Six months after it was stolen from the Jewish Museum in New York at a cocktail party, the work by Marc Chagall – Study for 'Over Vitebsk', valued at $1m (£700,000) – has turned up in brown paper in a Kansas post office that sorts undeliverable parcels. It is now awaiting authentication.

"We believe there is a strong resemblance to the stolen painting," said FBI agent Jeff Lanza in Kansas City. A postal worker found it 10 days ago. After spotting museum stickers on the frame, the worker visited the FBI website and saw it had been stolen. "It was pure luck," Mr Lanza conceded.
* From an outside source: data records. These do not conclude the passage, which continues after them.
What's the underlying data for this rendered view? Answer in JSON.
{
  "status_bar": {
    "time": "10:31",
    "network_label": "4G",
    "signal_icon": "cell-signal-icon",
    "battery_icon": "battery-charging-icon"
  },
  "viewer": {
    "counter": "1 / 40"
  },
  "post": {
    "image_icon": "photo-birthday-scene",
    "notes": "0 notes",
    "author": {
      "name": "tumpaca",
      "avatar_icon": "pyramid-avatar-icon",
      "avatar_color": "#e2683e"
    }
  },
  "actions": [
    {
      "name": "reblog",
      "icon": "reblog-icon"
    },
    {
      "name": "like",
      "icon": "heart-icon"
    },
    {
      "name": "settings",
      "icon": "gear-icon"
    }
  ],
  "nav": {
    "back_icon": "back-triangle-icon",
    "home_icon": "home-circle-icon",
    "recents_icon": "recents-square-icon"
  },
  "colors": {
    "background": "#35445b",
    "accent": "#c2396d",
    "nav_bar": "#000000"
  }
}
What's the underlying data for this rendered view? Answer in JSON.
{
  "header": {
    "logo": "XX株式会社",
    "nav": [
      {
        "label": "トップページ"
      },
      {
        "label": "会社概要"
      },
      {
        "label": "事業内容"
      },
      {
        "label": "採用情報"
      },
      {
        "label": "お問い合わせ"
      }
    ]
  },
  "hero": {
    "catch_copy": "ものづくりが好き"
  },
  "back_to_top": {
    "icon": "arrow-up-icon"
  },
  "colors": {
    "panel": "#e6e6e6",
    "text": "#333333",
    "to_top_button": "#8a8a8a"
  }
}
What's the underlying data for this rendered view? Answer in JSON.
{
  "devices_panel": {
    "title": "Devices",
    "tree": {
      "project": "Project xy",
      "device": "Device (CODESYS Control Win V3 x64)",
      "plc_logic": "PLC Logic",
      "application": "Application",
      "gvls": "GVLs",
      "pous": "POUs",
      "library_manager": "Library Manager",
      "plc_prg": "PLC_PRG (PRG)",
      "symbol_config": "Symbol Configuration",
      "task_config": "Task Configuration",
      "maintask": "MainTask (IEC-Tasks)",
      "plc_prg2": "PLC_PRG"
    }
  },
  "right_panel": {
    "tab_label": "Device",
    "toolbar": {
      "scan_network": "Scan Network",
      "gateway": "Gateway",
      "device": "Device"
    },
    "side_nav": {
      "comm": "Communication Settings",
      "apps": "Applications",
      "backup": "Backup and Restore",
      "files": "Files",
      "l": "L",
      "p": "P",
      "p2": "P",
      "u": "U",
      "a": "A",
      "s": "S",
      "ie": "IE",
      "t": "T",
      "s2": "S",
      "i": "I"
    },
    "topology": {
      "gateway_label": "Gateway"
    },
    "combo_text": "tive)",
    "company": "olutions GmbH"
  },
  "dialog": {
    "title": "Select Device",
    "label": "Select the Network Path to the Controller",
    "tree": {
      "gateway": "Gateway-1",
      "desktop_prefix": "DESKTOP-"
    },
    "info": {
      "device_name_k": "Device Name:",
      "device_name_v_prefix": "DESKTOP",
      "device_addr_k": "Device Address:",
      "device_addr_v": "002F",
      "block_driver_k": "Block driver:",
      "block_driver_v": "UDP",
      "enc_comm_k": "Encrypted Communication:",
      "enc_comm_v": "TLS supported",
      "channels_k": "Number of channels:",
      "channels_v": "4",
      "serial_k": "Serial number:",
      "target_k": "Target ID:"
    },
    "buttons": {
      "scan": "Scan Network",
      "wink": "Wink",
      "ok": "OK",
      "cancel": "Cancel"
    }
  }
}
A spokeswoman for the museum said: "We are very hopeful, but we need to wait." The painting, of an old man floating above a Russian town, was found to have gone missing after a party to mark an exhibition of Chagall. All that was left was the screw from which it had been hanging.

A few days later the museum received a ransom note from the unknown "International Committee for Art and Peace" saying it would only be returned when there was peace between Israel and the Palestinians.